Tax Month (Scam) Extends All Year
Tax scams don’t just occur during tax season. The IRS has identified ongoing tax schemes that cyber criminals are using throughout the year. Tax payers are encouraged to stay alert for these increasingly common types of fraud. The elderly are particularly at risk for these ongoing scams.
Popular, year-round attacks include phony claims for additional tax payments. These claims may be accompanied by a threat to file a tax lien or garnishment or to cancel a victim’s social security number. In some cases, scammers even lead victims to believe they will be arrested if the fraudulent tax payments are not made.
Tax fraud schemes may be conducted by email, but according to the IRS website, the IRS does not use email for tax payer communications. Other attacks are initiated by telephone using a fake caller ID number to trick a victim. Consumers should be on alert for any communications from the IRS initiated through these methods. Regular mail is the most common way the IRS will contact consumers.
Regardless of the type of scam, the goal is for the victim to provide personal information or make a fraudulent payment to a criminal. In many cases, the fraudster demands that the taxpayer use gift cards or prepaid debit cards to make payments. Report any such requests to the IRS; the IRS does not accept these payment methods, and this is indicative of a scam.

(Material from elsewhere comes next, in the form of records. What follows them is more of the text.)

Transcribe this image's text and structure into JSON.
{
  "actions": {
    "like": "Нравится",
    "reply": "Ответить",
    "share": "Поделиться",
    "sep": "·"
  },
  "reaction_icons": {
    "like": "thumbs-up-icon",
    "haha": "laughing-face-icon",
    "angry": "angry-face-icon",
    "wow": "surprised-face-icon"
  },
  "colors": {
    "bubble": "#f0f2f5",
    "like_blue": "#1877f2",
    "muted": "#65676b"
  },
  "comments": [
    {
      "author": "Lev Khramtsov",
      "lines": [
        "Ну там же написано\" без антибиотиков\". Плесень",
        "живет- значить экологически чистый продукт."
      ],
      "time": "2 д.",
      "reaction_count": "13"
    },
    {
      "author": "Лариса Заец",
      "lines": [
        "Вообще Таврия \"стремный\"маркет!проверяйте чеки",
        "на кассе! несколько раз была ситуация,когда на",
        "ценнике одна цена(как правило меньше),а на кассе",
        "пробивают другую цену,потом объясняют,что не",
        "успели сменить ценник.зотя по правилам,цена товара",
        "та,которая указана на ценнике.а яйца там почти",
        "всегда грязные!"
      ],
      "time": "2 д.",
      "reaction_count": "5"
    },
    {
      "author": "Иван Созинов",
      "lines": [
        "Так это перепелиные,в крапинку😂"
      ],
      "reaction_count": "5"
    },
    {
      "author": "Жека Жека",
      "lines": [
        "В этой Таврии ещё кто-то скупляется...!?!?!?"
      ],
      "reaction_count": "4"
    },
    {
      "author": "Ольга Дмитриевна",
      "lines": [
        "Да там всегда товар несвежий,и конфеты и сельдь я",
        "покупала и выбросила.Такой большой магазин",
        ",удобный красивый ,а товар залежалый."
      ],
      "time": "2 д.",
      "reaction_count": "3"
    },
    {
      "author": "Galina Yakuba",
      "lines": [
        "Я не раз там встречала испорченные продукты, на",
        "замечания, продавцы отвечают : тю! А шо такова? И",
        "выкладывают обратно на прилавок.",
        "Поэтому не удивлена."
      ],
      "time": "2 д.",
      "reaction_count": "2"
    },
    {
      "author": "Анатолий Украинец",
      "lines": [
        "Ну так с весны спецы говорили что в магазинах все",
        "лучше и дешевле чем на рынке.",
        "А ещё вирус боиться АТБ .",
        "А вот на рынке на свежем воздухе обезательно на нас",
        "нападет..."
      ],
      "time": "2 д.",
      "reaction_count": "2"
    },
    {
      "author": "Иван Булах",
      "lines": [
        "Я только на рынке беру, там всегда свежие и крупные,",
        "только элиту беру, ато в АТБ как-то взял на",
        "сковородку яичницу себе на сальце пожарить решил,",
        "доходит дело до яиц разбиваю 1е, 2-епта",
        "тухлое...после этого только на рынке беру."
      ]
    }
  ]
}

If you or a bank customer believe they are the victim of a tax fraud scheme, do not give out any information or make any payments. If you think you have been targeted, visit the IRS’s Impersonation Scam reporting page.